The overall tone within Asia is one of gloom. Domestic demand has picked up briefly prior to the start of the Chinese New Year, but it is nowhere near sufficient to cover all the prompt ships that will probably end up with idle time over this next week or so.
Base oils are one of the more active commodities, with a number of prompt sailings required. Aromatics have been a little busier too on intra-Far East routes. Southbound is not busy but a number of charterers have noted that it has not been that easy to cover all their requirements, some of which are now being quoted for the second consecutive week. It is the same northbound. Certain cargoes remain unfixed, yet owners comment that there is not much business to be done. As usual, it is all about timing, location and the parcel size.

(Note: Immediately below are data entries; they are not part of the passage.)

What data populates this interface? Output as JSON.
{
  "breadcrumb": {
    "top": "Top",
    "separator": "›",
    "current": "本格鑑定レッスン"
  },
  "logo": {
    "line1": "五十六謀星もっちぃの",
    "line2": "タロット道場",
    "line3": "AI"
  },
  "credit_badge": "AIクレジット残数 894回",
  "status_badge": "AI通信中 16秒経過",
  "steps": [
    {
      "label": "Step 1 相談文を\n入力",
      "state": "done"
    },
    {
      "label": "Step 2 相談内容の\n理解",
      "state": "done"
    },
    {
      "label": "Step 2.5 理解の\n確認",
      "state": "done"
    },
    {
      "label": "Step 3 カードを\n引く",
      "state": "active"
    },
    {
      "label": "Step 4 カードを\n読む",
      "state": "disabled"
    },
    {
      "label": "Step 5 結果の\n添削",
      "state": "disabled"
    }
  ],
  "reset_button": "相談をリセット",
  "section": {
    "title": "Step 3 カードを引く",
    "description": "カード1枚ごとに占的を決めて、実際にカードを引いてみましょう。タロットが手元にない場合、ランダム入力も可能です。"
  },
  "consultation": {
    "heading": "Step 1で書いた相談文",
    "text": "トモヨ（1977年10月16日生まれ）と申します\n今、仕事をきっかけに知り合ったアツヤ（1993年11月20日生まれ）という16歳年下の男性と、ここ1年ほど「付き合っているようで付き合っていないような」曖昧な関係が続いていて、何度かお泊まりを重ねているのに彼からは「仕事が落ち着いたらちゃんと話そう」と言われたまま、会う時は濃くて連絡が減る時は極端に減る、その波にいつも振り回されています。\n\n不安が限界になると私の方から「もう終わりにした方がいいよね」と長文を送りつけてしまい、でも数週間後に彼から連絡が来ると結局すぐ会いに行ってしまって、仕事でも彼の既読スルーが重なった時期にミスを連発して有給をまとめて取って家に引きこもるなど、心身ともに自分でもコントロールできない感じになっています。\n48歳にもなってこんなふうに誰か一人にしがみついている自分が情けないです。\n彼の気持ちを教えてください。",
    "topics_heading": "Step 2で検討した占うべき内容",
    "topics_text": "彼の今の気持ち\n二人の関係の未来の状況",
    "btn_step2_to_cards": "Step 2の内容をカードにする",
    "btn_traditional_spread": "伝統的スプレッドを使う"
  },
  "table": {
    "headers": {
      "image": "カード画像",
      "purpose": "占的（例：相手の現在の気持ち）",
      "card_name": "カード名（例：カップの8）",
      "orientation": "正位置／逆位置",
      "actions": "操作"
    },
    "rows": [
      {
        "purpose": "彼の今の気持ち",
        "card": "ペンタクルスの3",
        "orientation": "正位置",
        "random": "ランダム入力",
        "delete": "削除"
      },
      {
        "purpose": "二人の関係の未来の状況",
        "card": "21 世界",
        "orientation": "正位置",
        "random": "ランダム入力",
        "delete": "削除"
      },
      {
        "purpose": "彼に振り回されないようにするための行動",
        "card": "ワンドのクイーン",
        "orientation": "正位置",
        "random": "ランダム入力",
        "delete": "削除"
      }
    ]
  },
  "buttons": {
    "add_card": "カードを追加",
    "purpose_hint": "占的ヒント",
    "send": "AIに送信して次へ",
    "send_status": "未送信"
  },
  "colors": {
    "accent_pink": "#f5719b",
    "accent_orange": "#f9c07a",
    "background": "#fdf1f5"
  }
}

Asia export markets are very weak. Essentially, the region is overbooked, with too many inbound ships. Transpacific benzene demand has thinned though owners are still offering space for 5,000-ton cargoes from Korea to Houston in the $50s/t. There is a suggestion that 9,000-12,000 tons of benzene was fixed in the high $30s/t, although this is disputed and low $40s/t has also been claimed on this cargo. Base oils have been quoted to both the U.S. and to Europe. There is also space around to Europe and levels range from high $80s/t to high $90s/t, depending upon position.
Palm oil business may have picked up a little for later February shipments to India and China, but in the meantime there are still a number of potential carriers to both destinations, the rates for which are still low. Long-haul rates have continued to subside. A cargo of 11,500 tons of palm oils and palm fatty acids was booked from the Straits to Antwerp-Rotterdam-Amsterdam in the mid $50s/t, for example.
Regional trades in the India/Middle East Gulf arena are not that healthy. A few more requirements than last week have been noted, but voyages are relatively short and there is a large amount of available space in the area which is keeping rates suppressed.
Eastbound traffic is not great. Paraxylene, benzene, pyrolysis gasoline, ethanol and orthoxylene has been looking to move from India, but rates have fallen by a couple of dollars, while from the Middle East Gulf itself there is some MTBE, methanol, glycols and ethylene dichloride. Charterers are holding off in the expectation of securing even lower freight rates. Some base oils have been noted from the Middle East Gulf and Red Sea.
Westbound continues to experience weaker rates. Plant issues have also caused the cancellation of some MTBE bookings back to Europe. A couple of traders have begun marketing Iranian base oils directly into Europe following the relaxation of sanctions. The situation is still complex regarding insurance cover, but some insurers are believed to be offering cover in currencies other than the U.S. dollar.
Adrian Brown is a senior market analyst for chemicals and base oils with SSY Shipbrokers, London. Information about SSY can be found atwww.ssyonline.com. Adrian Brown, in the U.K., can be reached firstname.lastname@example.org by phone at +44 12 0750 7507. In the London office SSYs Ian Roberts can be reached email@example.com +44 20 7977 7560 and in Singapore Jordi Maymi at +65 6854 7127.